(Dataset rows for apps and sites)
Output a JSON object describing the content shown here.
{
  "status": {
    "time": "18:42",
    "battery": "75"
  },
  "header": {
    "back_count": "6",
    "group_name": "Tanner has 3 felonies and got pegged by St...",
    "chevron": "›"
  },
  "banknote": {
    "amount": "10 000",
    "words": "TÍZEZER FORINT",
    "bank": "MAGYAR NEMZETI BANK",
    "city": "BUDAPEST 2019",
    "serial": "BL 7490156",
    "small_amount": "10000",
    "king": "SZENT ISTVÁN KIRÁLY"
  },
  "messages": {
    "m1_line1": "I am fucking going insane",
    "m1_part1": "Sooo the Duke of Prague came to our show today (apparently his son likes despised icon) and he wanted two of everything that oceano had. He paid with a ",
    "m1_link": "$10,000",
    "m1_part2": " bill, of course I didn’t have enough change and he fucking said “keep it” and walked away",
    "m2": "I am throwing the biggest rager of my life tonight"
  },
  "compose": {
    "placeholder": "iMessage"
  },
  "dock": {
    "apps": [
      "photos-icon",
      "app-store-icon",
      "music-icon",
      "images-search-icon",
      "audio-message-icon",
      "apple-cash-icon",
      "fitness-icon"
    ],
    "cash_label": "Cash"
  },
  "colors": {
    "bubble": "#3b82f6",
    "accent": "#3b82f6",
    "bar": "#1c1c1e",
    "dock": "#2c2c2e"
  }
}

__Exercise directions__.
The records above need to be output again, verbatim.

__Task response__.
Output a JSON object describing the content shown here.
{
  "status": {
    "time": "18:42",
    "battery": "75"
  },
  "header": {
    "back_count": "6",
    "group_name": "Tanner has 3 felonies and got pegged by St...",
    "chevron": "›"
  },
  "banknote": {
    "amount": "10 000",
    "words": "TÍZEZER FORINT",
    "bank": "MAGYAR NEMZETI BANK",
    "city": "BUDAPEST 2019",
    "serial": "BL 7490156",
    "small_amount": "10000",
    "king": "SZENT ISTVÁN KIRÁLY"
  },
  "messages": {
    "m1_line1": "I am fucking going insane",
    "m1_part1": "Sooo the Duke of Prague came to our show today (apparently his son likes despised icon) and he wanted two of everything that oceano had. He paid with a ",
    "m1_link": "$10,000",
    "m1_part2": " bill, of course I didn’t have enough change and he fucking said “keep it” and walked away",
    "m2": "I am throwing the biggest rager of my life tonight"
  },
  "compose": {
    "placeholder": "iMessage"
  },
  "dock": {
    "apps": [
      "photos-icon",
      "app-store-icon",
      "music-icon",
      "images-search-icon",
      "audio-message-icon",
      "apple-cash-icon",
      "fitness-icon"
    ],
    "cash_label": "Cash"
  },
  "colors": {
    "bubble": "#3b82f6",
    "accent": "#3b82f6",
    "bar": "#1c1c1e",
    "dock": "#2c2c2e"
  }
}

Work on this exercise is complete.